There are obstacles to providing recognition. Business owners may not be familiar with recogni-tion techniques. They may not feel comfortable giving recognition. Or, they are not sure how to customize recognition for individual employees.

Techniques for showing appreci-ation always include a sincere thank you or sincere congratula-tions and can happen in conjunction with everything from a handshake to monetary rewards.

To recognize a person ade-quately, owners really have to know their sales reps – what they like, what their interests are. This requires an investment of time. The investment of time in learning about sales reps is seen as being caring, respectful and appreciative. Once owners know what motivates a rep, they will find it easier to give recognition.

5. Establish a “Commitment Culture.”

Owners must create an environ-ment in which everyone lives up to the commitments they make. This may appear difficult in most companies because people have failed to live up to their commitments so often that it appears as though failure to follow-through is standard operating procedure.

To solve this problem, owners must embrace a zero tolerance for failure to live up to commit-ments. Everyone must be informed about the new policy and educated about the dramatic benefits of creating a Commitment Culture. Living up to commitments builds trust. When people can trust each other, they can feel more confi-dent in their ability to serve customers. That results in more sales as well as a more pleasant working environment.

To create a Commitment Culture, everyone must be notified that all commitments are to be taken seriously. An agreement to implement even the smallest task is a commitment. Remind everyone that trust is built in small steps.

Since every agreement is a commitment, everyone must learn to give adequate consider-ation prior to making a commit-ment People need to get clear about the details. What are the quality standards? Who should be in the “loop?” What is the deadline? In most cases, commitments will have to be negotiated to meet the needs of everyone involved. Of course, if circumstances arise that derail a commitment, people need to learn to notify the affected parties instantly, and negotiate new commitments at that time. Procrastinating to notify people about the potential of not meet-ing commitments hurts credibility and weakens a Commitment Culture.

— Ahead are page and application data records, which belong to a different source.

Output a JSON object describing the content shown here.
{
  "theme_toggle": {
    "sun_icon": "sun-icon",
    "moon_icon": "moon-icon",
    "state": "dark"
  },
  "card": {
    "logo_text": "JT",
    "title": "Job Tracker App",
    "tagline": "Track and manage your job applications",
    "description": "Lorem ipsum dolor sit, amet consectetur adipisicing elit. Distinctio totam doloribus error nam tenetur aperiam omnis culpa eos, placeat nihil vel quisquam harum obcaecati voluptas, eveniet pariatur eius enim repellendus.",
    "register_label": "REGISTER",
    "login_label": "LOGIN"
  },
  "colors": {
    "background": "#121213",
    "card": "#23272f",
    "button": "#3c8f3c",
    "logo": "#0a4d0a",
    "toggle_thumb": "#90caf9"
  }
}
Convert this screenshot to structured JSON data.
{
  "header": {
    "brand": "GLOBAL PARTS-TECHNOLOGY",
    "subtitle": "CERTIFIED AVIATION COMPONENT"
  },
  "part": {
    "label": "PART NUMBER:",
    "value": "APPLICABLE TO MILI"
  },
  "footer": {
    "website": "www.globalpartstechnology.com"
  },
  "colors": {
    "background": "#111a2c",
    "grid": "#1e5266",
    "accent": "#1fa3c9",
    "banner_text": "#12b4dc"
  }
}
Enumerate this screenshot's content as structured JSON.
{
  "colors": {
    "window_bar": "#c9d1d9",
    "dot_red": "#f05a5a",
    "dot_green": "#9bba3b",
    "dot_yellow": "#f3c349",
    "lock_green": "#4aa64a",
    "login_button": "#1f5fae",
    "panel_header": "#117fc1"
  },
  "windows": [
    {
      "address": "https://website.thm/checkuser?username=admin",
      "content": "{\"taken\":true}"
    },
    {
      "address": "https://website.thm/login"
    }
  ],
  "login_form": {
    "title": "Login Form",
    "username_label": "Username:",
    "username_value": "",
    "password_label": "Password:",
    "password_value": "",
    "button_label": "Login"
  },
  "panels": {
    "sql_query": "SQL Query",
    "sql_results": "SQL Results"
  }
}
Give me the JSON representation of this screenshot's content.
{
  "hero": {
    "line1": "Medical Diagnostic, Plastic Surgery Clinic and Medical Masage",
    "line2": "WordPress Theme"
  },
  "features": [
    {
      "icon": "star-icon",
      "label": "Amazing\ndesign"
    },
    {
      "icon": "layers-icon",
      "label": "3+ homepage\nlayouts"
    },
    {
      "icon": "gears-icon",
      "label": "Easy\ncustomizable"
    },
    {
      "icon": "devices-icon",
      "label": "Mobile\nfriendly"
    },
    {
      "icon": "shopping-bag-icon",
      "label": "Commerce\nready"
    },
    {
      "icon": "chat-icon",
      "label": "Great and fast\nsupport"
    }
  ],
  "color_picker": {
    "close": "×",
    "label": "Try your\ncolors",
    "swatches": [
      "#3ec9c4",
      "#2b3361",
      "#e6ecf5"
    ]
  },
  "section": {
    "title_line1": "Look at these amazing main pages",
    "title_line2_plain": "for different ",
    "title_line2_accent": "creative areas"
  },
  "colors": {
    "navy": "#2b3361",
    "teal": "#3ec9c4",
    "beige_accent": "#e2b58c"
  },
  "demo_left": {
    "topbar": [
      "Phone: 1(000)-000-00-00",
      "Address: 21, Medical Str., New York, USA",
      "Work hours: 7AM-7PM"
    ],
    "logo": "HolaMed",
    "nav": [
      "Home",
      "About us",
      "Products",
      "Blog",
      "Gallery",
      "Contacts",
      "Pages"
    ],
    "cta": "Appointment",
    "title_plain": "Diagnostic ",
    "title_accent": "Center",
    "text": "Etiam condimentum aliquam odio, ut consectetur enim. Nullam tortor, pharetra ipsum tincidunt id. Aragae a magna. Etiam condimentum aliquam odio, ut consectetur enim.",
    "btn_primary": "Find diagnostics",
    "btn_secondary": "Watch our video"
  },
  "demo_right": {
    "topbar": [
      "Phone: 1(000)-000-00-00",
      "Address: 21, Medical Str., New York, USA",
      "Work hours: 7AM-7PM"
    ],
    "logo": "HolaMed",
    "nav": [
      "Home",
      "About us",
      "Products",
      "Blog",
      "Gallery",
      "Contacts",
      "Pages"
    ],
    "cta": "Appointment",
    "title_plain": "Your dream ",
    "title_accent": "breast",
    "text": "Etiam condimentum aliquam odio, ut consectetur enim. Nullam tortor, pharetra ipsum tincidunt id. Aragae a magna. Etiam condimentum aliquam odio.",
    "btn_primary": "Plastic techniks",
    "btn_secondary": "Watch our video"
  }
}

Performing the duties of a sales manager requires clarity, skills, patience, and persistence. It is easy to become frustrated with the pressure and the personalities. However, by implementing these five sales management techniques, business owners can create a supportive and motivational environment in which sales reps, and subse-quently the company, can prosper.

Harriett Greenbaum and Lawrence Kohn are colleagues in Kohn Communications, a consulting firm that provides coaching to business owners, executives, marketing directors, sales managers and sales reps. They can be reached at 310 652-1442 or you can visit their website at